Ladies, do you want to concealed carry but don’t want to give up wearing the styles you love? You’re not alone.
I can personally attest to the challenges of making feminine fashion coincide with CCW practicality. Over the past couple of years that I’ve been carrying, I’ve learned through a great deal of trial, error, and shopping around, a number of outfit combos, carry gun sizes, and holster styles that make carrying a concealed firearm possible for me, but I still have frequently found myself wishing there was an “easier way.” In the hope of making the journey of concealed carry easier for other females, I’ve posted a few articles on this site with recommendations for what to wear (you can check out one of the series here: Part 1, Part 2, Part 3, Part 4). As more and more women consider CCW, their calls for concealed carry fashion that lets women tote their self defense guns without making concessions to the things they like to wear.
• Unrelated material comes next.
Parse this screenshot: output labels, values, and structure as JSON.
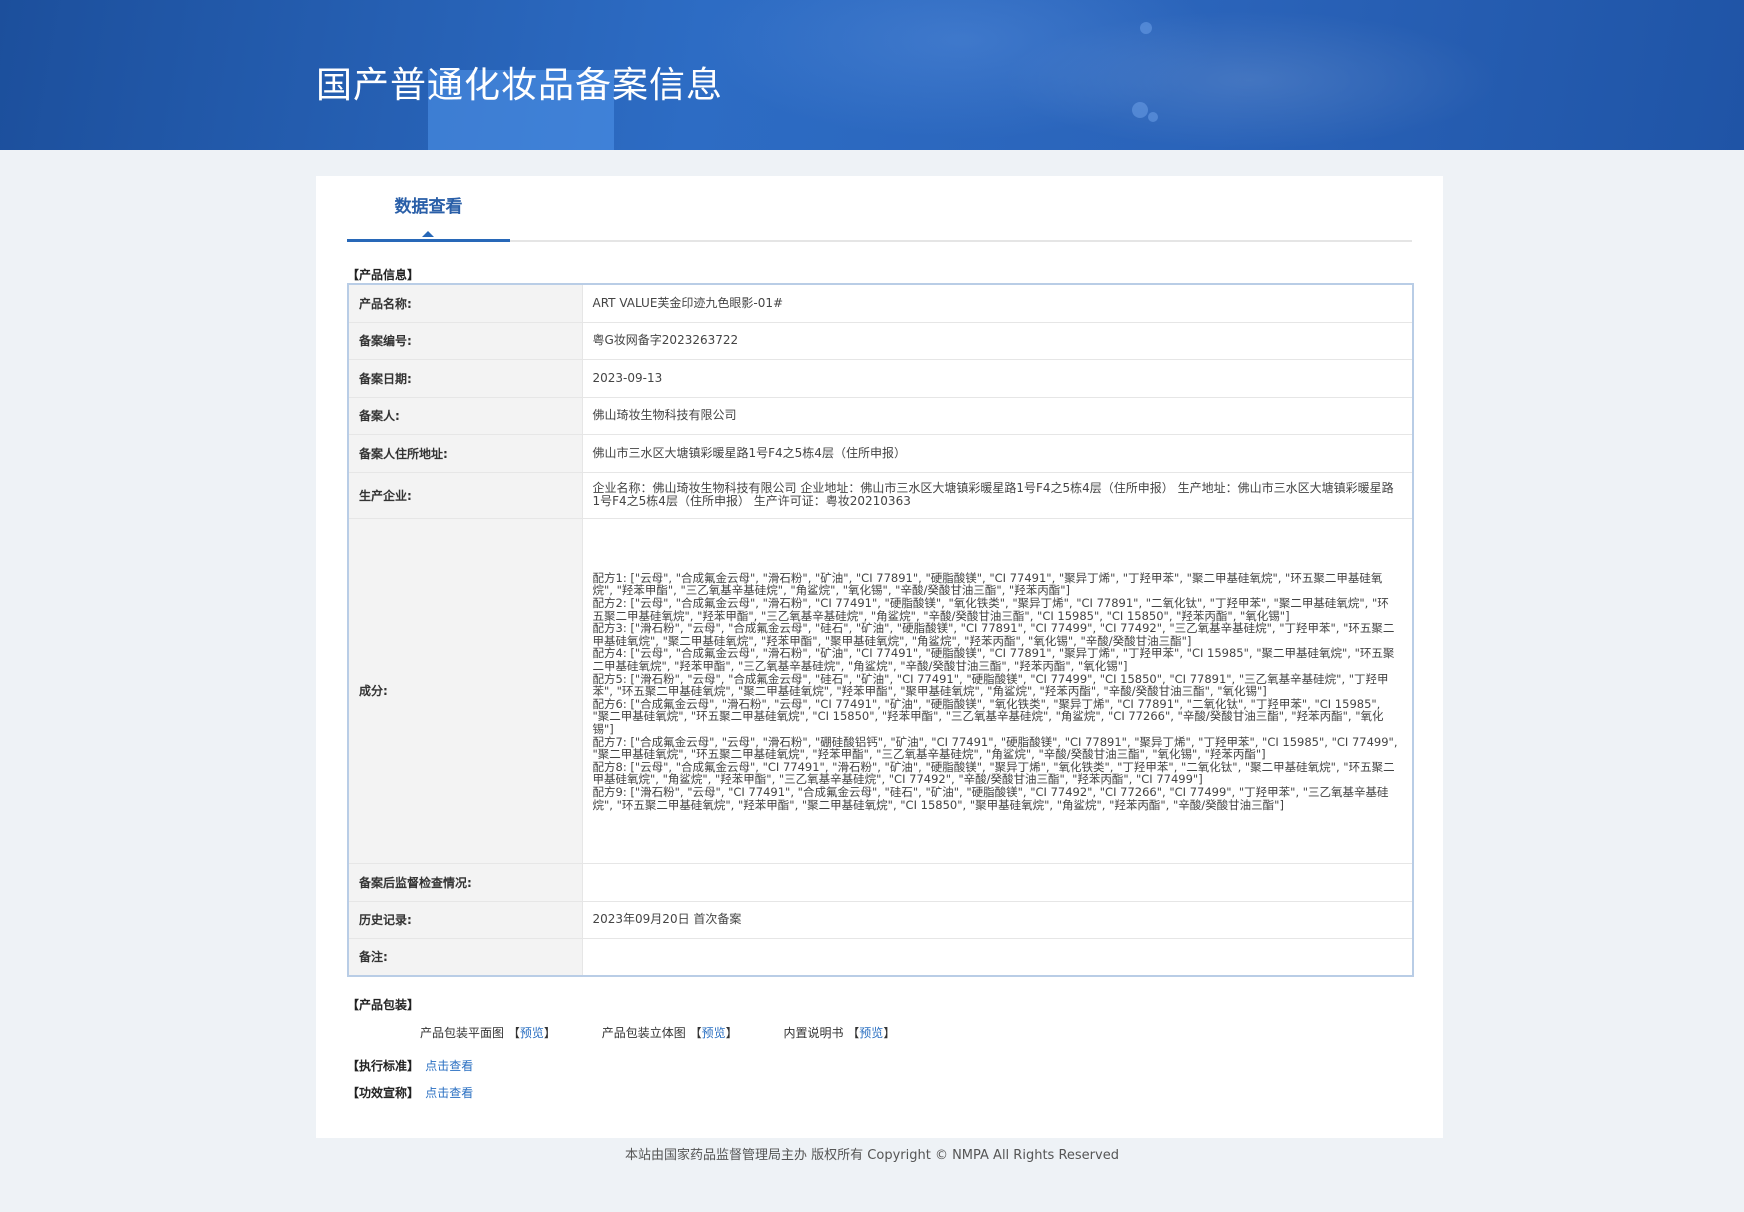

Some firearms accessory manufacturers have expanded their lines with “pink” or other colorful add-ons, aimed to catch the female eye. Beyond hue, however, there has been a more involved movement to create women’s concealed carry friendly gear. One place you can see the evidence of this new product direction is at any one of the increasing numbers of women’s concealed carry fashion shows. Some of the larger shows have been held in the past couple years in the US fashion capitol: New York City, NY. Another successful show was hosted earlier this month in new-to-carry Chicago, IL.
The Firearms & Fashion show was first hosted by native Chicagoans, Karen Bartuch (owner of AlphaGirls, a female-oriented firearms education company), and Marilyn Smolenski (owner of Nickel and Lace, an online firearms fashion and accessory retailer geared toward lady firearms enthusiasts), soon after the news hit that Illinois passed its concealed carry legislation. Their second event, successful enough to catch mainstream news attention, showed earlier this month, featuring hot fashion, designed with women’s concealed carry fashion in mind, including work by Wisconsin-born designer Sarah Church.
If you’re looking for a holster to fit female hips, or just something cute to wear that still lets women carry comfortably, don’t fret. There are options out there, and there is also a rapidly growing community of female shooters and concealed carriers—myself included—who’re happy to help you find what works for you.
Featured image courtesy of contributor ariwasabi via istockphoto.com